In anul 2008, editura Polirom a publicat volumele de amintiri “Marturie si document” (volumul al doilea al memoriilor a apărut cu puțin inaintea stingerii sale din viată). A scris aceste cărti pentru că a crezut, asemeni Monicăi Lovinescu şi lui Virgil Ierunca, in datoria absolută de a depune marturie: “…am o datorie sfântă față de prietenii si colegii mei de suferință, față de cei ucişi de securişti sau de temniceri şi față de muntii de suferință şi de teroare indurați de poporul român in perioada tiraniei comuniste. Cu atât mai mult cu cât, de 17 ani incoace, se aplică tot mai concertat o adevărată strategie a ascunderii sau a uitării programatice şi chiar a uitării ororilor si crimelor comunismului. … N-am avut tinerețe, insă am dobândit cel mai paradoxal titlu de noblețe din istoria umanitații, cel de detinut politic. Acest titlu işi revendică nobletea, deoarece nu poate fi obținut cu bani! Pentru a-l fi avut, incercările erau insă atât de grele, incât costau adesea viața; cei care l-au primit nu l-au dorit şi nu l-au cerut, iar cei care l-au acordat nu şi-au dat seama că ne innobilează, ci au crezut exact contrariul”. Pe data de 27 mai 2008, dl Ticu Dumitrescu mi-a scris o dedicație, una dintre cele mai mişcătoare pe care le-am primit vreodată, in care mă numea “autorul inteligent şi documentat al unor cărti esențiale intru cunoaşterea si condamnarea comunismului”. Sunt cuvinte care mă obligă pentru veşnicie…

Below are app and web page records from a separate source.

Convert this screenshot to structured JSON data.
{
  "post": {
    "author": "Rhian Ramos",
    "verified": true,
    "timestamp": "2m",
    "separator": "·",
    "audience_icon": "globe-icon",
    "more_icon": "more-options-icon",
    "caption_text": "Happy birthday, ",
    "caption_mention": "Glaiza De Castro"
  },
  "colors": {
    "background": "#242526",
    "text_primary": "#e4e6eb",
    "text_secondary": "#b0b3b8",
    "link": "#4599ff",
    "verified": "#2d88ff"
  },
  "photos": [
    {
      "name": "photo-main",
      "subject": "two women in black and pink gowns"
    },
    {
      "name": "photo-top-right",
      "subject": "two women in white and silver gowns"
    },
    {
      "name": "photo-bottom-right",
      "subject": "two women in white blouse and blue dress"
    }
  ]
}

Arunci când unii isi fac un titlu de glorie din “demitizarea” demersului condamnării comunismului, vorbind, cu jenantă frivolitate, despre anticomunism ca “iluzie”, este cazul să afirmăm tranşant anumite adevăruri factuale: comunismul a fost domnia minciunii, a resentimentului social, a urii instituționalizate, a mediocrității şi a imposturii. Ticu Dumitrescu a spus aceste lucruri cu tărie, inclusiv in acel veritabil testament moral care a fost mesajul său trimis in luna iulie 2008 către Scoala de Vară din cadrul Memorialului Victimelor Comunismului si al Rezistenței de la Sighet.